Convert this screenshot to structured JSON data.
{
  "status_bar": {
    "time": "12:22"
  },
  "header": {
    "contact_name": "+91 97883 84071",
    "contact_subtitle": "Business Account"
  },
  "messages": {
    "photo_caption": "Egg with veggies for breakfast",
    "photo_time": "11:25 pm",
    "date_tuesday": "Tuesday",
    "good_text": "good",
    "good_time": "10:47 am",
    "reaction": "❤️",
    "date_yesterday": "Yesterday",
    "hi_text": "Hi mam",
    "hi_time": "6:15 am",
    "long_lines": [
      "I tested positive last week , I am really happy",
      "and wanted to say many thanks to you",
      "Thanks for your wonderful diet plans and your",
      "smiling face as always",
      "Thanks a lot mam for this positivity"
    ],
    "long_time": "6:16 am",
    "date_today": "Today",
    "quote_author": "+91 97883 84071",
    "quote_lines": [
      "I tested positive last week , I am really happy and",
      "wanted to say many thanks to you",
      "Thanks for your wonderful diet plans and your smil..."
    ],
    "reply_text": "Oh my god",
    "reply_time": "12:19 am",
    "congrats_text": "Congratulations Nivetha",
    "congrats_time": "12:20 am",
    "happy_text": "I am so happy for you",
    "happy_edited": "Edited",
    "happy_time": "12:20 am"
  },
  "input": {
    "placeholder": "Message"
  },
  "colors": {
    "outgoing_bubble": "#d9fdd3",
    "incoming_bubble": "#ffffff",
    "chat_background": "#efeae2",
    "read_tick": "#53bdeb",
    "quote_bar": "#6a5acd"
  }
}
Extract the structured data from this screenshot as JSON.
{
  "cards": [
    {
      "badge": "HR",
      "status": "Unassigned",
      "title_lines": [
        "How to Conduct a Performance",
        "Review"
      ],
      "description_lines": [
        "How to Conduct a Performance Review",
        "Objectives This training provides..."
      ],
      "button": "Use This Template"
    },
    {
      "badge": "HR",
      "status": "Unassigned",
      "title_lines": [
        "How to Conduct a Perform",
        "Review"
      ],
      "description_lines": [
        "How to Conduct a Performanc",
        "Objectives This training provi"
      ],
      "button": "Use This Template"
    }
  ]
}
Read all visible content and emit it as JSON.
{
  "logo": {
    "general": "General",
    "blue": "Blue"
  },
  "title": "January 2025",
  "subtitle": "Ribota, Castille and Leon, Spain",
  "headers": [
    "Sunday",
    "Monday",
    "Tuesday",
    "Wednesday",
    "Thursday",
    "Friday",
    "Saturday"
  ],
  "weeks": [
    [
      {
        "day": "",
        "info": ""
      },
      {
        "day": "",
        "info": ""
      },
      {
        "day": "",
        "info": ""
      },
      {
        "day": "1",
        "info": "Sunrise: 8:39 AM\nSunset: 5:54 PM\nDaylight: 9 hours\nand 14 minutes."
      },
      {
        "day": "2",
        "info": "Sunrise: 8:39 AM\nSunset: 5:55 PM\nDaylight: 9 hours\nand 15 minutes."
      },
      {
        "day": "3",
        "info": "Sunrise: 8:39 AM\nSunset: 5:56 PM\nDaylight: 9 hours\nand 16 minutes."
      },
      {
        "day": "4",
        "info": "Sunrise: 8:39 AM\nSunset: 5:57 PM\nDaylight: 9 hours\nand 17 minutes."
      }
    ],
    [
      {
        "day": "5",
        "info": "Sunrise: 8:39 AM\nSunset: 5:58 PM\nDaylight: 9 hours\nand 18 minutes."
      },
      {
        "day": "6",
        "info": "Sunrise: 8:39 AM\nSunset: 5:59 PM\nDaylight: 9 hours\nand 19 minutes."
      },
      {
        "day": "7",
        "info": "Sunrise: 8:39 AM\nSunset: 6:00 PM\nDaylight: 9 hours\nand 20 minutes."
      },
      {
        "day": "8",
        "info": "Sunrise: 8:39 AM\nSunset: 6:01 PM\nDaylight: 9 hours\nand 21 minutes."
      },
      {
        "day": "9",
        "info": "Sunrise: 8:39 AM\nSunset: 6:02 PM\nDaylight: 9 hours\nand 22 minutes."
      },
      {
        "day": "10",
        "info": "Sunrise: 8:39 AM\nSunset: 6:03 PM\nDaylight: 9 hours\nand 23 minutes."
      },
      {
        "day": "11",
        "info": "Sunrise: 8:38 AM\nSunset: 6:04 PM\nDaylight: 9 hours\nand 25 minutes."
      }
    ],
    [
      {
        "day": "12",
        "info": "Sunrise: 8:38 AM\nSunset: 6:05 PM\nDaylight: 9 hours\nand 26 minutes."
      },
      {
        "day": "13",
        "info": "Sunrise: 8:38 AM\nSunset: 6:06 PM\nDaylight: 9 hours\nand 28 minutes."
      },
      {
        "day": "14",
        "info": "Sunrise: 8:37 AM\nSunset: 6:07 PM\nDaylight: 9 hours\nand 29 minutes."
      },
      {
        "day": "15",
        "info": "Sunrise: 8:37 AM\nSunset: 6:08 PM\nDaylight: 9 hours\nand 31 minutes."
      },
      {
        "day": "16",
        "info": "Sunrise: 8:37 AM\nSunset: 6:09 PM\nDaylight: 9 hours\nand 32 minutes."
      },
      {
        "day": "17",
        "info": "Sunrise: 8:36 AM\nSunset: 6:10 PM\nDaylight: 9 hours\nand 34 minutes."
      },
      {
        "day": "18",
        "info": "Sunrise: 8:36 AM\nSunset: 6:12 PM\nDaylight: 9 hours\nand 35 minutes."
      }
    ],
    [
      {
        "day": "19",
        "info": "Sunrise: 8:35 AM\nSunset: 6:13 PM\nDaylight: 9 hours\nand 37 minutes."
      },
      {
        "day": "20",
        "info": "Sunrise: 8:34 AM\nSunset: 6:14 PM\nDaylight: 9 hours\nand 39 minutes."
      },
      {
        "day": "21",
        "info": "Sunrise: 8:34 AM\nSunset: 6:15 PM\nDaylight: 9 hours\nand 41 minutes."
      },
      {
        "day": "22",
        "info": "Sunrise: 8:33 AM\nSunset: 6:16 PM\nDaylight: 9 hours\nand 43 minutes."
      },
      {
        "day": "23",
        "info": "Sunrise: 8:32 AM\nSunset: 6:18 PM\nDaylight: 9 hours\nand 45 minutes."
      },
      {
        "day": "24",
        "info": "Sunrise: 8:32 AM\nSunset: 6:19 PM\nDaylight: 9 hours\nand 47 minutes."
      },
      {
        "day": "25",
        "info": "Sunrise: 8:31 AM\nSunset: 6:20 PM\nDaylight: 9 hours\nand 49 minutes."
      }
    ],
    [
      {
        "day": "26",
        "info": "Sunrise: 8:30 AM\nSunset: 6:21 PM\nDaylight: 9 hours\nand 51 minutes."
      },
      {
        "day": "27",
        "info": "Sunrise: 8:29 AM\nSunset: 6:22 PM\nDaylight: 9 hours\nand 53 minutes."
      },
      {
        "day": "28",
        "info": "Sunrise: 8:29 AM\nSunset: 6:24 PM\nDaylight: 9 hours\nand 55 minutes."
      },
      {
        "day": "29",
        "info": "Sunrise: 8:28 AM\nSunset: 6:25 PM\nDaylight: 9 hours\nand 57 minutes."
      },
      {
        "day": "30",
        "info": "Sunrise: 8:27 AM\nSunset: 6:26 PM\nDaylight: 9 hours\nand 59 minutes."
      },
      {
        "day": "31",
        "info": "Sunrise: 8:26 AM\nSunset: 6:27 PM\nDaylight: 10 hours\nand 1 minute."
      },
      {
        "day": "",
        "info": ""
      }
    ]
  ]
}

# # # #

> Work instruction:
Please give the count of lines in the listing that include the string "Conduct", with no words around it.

> Answer to the exercise:
4